==== INPUT DATA

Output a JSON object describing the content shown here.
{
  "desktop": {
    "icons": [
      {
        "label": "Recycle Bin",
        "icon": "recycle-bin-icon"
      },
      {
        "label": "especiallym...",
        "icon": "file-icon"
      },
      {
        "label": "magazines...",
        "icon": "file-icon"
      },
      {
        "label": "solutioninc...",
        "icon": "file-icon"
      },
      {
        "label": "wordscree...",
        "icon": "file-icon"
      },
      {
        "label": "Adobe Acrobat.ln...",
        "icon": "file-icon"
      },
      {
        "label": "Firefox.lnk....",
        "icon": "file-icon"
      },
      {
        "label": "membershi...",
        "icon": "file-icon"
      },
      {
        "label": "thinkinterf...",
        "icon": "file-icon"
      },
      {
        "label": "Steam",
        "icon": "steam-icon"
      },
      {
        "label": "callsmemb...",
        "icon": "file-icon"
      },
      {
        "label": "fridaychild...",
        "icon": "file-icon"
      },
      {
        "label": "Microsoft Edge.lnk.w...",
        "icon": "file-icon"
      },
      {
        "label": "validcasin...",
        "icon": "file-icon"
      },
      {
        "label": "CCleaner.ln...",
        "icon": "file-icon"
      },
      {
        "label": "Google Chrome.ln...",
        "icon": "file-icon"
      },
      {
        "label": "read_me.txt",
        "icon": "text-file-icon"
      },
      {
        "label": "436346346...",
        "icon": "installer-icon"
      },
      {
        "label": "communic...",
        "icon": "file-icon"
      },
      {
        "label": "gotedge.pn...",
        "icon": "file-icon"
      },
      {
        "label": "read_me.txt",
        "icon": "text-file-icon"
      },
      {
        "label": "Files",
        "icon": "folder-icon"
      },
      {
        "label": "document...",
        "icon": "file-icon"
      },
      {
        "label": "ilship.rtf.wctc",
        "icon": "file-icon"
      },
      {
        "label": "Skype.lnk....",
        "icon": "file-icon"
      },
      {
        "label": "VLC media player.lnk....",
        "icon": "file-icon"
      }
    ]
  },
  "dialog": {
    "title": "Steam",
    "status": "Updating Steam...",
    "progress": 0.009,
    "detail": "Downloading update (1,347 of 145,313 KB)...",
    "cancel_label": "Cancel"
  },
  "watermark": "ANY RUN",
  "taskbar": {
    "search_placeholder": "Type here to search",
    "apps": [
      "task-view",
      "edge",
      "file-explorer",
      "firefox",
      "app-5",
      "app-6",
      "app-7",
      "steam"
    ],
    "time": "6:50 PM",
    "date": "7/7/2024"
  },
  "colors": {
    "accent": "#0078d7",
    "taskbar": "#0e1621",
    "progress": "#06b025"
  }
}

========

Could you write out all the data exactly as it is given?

* PROBLEM SOLUTION
Output a JSON object describing the content shown here.
{
  "desktop": {
    "icons": [
      {
        "label": "Recycle Bin",
        "icon": "recycle-bin-icon"
      },
      {
        "label": "especiallym...",
        "icon": "file-icon"
      },
      {
        "label": "magazines...",
        "icon": "file-icon"
      },
      {
        "label": "solutioninc...",
        "icon": "file-icon"
      },
      {
        "label": "wordscree...",
        "icon": "file-icon"
      },
      {
        "label": "Adobe Acrobat.ln...",
        "icon": "file-icon"
      },
      {
        "label": "Firefox.lnk....",
        "icon": "file-icon"
      },
      {
        "label": "membershi...",
        "icon": "file-icon"
      },
      {
        "label": "thinkinterf...",
        "icon": "file-icon"
      },
      {
        "label": "Steam",
        "icon": "steam-icon"
      },
      {
        "label": "callsmemb...",
        "icon": "file-icon"
      },
      {
        "label": "fridaychild...",
        "icon": "file-icon"
      },
      {
        "label": "Microsoft Edge.lnk.w...",
        "icon": "file-icon"
      },
      {
        "label": "validcasin...",
        "icon": "file-icon"
      },
      {
        "label": "CCleaner.ln...",
        "icon": "file-icon"
      },
      {
        "label": "Google Chrome.ln...",
        "icon": "file-icon"
      },
      {
        "label": "read_me.txt",
        "icon": "text-file-icon"
      },
      {
        "label": "436346346...",
        "icon": "installer-icon"
      },
      {
        "label": "communic...",
        "icon": "file-icon"
      },
      {
        "label": "gotedge.pn...",
        "icon": "file-icon"
      },
      {
        "label": "read_me.txt",
        "icon": "text-file-icon"
      },
      {
        "label": "Files",
        "icon": "folder-icon"
      },
      {
        "label": "document...",
        "icon": "file-icon"
      },
      {
        "label": "ilship.rtf.wctc",
        "icon": "file-icon"
      },
      {
        "label": "Skype.lnk....",
        "icon": "file-icon"
      },
      {
        "label": "VLC media player.lnk....",
        "icon": "file-icon"
      }
    ]
  },
  "dialog": {
    "title": "Steam",
    "status": "Updating Steam...",
    "progress": 0.009,
    "detail": "Downloading update (1,347 of 145,313 KB)...",
    "cancel_label": "Cancel"
  },
  "watermark": "ANY RUN",
  "taskbar": {
    "search_placeholder": "Type here to search",
    "apps": [
      "task-view",
      "edge",
      "file-explorer",
      "firefox",
      "app-5",
      "app-6",
      "app-7",
      "steam"
    ],
    "time": "6:50 PM",
    "date": "7/7/2024"
  },
  "colors": {
    "accent": "#0078d7",
    "taskbar": "#0e1621",
    "progress": "#06b025"
  }
}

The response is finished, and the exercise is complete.